Pride in Fleetwood is very much the latest buzzword, and quite rightly too. I was honoured to have been asked to host an evening of entertainment last Friday at the Marine Hall (pictured), which had been organised by Steve Newsham at Regenda in the town.
Steve’s company is ploughing some cash into Fleetwood and it was a terrific opportunity to ‘take stock’ of what the town has got in abundance, a sense of pride that runs deep through the generations, and feeling of belonging that is rare in communities these days.
The evening kicked off with a terrific line up of local talent. We had poems, local bands and the wonderful pairing of local historians Dick Gillingham and Dave Pearce who talked (and sang us) through the history of the port right back to Sir Peter Hesketh Fleetwood’s day through to the many stories and tales to come from the port’s historic fishing industry.
Now this is where the evening made a particularly special impression on the full house at the Marine Hall.
We watched a short film featuring interviews with local people with a story and a memory to recall. There was the old chap who remembered, as a boy, playing in North Church Street, the trawler man who remembers the beauty of being out at sea at 2am and how much he loved his job. Then we heard from a lady whose grandad had been lost at sea. Her mum had told her the story when she was a little girl. He’d worked on the ‘Doris’ trawler.
“He never came back,” said the lady. At which point the Liverpool Philharmonic took her phase and turned it into a five-note tune which was wound into a magnificent 45-minute concerto. “He never came back... never came back... never came back,” echoed around the Marine Hall.
The trawler man recalled seeing whales at sea at 2am. “Just beautiful,” he said.... and the Royal Liverpool Phil turned his two-word statement into musical art.

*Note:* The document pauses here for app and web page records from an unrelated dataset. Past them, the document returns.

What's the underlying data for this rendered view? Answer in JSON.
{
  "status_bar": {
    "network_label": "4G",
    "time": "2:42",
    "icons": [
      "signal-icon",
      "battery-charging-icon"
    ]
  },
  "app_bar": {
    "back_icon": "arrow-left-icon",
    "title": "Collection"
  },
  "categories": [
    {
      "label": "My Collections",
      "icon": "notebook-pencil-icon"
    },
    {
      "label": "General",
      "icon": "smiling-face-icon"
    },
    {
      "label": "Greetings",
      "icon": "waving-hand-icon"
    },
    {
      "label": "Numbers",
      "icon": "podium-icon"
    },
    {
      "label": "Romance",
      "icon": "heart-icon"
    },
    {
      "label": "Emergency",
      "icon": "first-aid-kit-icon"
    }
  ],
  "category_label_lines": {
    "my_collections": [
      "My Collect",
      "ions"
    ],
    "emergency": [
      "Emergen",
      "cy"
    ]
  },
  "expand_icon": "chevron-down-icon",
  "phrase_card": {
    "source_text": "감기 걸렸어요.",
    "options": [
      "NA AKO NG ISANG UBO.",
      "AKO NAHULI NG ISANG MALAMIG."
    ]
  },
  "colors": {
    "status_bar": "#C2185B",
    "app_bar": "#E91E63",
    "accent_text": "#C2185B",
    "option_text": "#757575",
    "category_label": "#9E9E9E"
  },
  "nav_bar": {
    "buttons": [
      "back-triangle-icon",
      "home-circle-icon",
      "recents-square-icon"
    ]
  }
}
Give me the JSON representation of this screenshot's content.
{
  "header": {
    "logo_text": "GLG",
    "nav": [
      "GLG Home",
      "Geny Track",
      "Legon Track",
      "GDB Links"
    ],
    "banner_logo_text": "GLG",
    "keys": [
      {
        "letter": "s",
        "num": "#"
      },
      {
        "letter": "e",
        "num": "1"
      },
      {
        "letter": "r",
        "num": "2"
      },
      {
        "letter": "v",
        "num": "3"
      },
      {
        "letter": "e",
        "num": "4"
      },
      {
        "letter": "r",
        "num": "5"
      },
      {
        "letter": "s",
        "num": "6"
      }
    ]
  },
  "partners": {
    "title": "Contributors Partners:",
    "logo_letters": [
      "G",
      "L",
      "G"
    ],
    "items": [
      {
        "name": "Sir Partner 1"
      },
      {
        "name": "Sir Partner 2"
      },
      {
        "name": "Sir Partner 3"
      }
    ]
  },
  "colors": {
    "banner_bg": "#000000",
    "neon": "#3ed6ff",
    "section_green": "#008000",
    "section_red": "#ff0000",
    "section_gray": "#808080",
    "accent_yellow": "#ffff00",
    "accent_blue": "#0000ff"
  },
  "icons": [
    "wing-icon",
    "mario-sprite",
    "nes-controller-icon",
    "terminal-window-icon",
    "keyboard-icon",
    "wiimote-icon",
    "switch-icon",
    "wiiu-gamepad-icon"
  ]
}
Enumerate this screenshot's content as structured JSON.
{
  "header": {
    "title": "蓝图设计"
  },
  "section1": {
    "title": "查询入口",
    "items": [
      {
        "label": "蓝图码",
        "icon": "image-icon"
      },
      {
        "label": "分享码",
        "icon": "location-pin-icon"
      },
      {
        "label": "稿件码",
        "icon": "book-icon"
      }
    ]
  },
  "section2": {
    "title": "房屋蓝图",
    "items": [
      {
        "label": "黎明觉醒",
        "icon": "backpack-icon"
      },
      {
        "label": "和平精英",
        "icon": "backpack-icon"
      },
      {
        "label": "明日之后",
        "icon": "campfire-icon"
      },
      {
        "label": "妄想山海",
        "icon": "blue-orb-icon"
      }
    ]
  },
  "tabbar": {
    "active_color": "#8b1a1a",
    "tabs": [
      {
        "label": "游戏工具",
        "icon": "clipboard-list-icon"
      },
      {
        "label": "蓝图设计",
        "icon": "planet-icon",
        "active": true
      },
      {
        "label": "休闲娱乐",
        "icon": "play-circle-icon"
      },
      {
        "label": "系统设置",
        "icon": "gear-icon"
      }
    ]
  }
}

This was such an amazing performance and something I’d never seen done before. Hats off to composer John McHugh and the people who took part in this.
The audience, fired up gave a standing ovation. You could tell they love Fleetwood deeply. This sort of emotion runs deep in a fine town.